Problem to solve
All of the entries need to be set down exactly as they read.

Entries from a dataset of interfaces
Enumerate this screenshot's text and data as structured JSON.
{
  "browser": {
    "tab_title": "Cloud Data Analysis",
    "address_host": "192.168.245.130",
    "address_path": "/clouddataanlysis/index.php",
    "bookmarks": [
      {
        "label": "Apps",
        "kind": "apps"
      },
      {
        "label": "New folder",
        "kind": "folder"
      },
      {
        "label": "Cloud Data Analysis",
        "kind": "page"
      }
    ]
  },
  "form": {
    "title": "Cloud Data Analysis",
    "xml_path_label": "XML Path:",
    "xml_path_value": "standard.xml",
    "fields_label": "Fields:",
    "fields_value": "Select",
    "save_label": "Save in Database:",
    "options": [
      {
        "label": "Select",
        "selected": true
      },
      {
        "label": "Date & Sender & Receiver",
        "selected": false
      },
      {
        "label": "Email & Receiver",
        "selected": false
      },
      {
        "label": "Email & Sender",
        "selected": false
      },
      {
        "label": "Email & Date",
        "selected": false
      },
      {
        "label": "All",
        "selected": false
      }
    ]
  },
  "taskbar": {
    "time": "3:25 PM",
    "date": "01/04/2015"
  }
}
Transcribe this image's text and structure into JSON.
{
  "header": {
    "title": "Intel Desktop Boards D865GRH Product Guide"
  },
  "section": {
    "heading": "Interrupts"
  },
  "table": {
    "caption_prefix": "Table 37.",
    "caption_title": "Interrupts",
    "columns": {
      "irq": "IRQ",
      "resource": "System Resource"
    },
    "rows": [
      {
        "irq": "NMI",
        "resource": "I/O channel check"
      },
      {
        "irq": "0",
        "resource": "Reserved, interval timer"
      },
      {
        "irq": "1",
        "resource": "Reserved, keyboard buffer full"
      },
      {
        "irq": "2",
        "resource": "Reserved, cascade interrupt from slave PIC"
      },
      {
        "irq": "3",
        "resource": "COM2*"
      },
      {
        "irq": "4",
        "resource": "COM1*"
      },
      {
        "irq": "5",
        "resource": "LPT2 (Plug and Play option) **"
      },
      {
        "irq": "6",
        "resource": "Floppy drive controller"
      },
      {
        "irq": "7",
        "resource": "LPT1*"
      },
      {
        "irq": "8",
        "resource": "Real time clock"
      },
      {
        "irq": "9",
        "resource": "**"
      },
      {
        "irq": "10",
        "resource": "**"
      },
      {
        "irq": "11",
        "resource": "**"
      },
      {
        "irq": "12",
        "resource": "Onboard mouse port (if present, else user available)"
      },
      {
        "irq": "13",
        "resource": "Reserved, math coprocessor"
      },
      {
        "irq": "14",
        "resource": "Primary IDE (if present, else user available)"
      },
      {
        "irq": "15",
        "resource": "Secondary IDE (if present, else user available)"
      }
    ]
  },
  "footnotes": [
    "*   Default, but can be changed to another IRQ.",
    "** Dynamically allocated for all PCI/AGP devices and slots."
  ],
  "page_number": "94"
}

Answer box
Enumerate this screenshot's text and data as structured JSON.
{
  "browser": {
    "tab_title": "Cloud Data Analysis",
    "address_host": "192.168.245.130",
    "address_path": "/clouddataanlysis/index.php",
    "bookmarks": [
      {
        "label": "Apps",
        "kind": "apps"
      },
      {
        "label": "New folder",
        "kind": "folder"
      },
      {
        "label": "Cloud Data Analysis",
        "kind": "page"
      }
    ]
  },
  "form": {
    "title": "Cloud Data Analysis",
    "xml_path_label": "XML Path:",
    "xml_path_value": "standard.xml",
    "fields_label": "Fields:",
    "fields_value": "Select",
    "save_label": "Save in Database:",
    "options": [
      {
        "label": "Select",
        "selected": true
      },
      {
        "label": "Date & Sender & Receiver",
        "selected": false
      },
      {
        "label": "Email & Receiver",
        "selected": false
      },
      {
        "label": "Email & Sender",
        "selected": false
      },
      {
        "label": "Email & Date",
        "selected": false
      },
      {
        "label": "All",
        "selected": false
      }
    ]
  },
  "taskbar": {
    "time": "3:25 PM",
    "date": "01/04/2015"
  }
}
Transcribe this image's text and structure into JSON.
{
  "header": {
    "title": "Intel Desktop Boards D865GRH Product Guide"
  },
  "section": {
    "heading": "Interrupts"
  },
  "table": {
    "caption_prefix": "Table 37.",
    "caption_title": "Interrupts",
    "columns": {
      "irq": "IRQ",
      "resource": "System Resource"
    },
    "rows": [
      {
        "irq": "NMI",
        "resource": "I/O channel check"
      },
      {
        "irq": "0",
        "resource": "Reserved, interval timer"
      },
      {
        "irq": "1",
        "resource": "Reserved, keyboard buffer full"
      },
      {
        "irq": "2",
        "resource": "Reserved, cascade interrupt from slave PIC"
      },
      {
        "irq": "3",
        "resource": "COM2*"
      },
      {
        "irq": "4",
        "resource": "COM1*"
      },
      {
        "irq": "5",
        "resource": "LPT2 (Plug and Play option) **"
      },
      {
        "irq": "6",
        "resource": "Floppy drive controller"
      },
      {
        "irq": "7",
        "resource": "LPT1*"
      },
      {
        "irq": "8",
        "resource": "Real time clock"
      },
      {
        "irq": "9",
        "resource": "**"
      },
      {
        "irq": "10",
        "resource": "**"
      },
      {
        "irq": "11",
        "resource": "**"
      },
      {
        "irq": "12",
        "resource": "Onboard mouse port (if present, else user available)"
      },
      {
        "irq": "13",
        "resource": "Reserved, math coprocessor"
      },
      {
        "irq": "14",
        "resource": "Primary IDE (if present, else user available)"
      },
      {
        "irq": "15",
        "resource": "Secondary IDE (if present, else user available)"
      }
    ]
  },
  "footnotes": [
    "*   Default, but can be changed to another IRQ.",
    "** Dynamically allocated for all PCI/AGP devices and slots."
  ],
  "page_number": "94"
}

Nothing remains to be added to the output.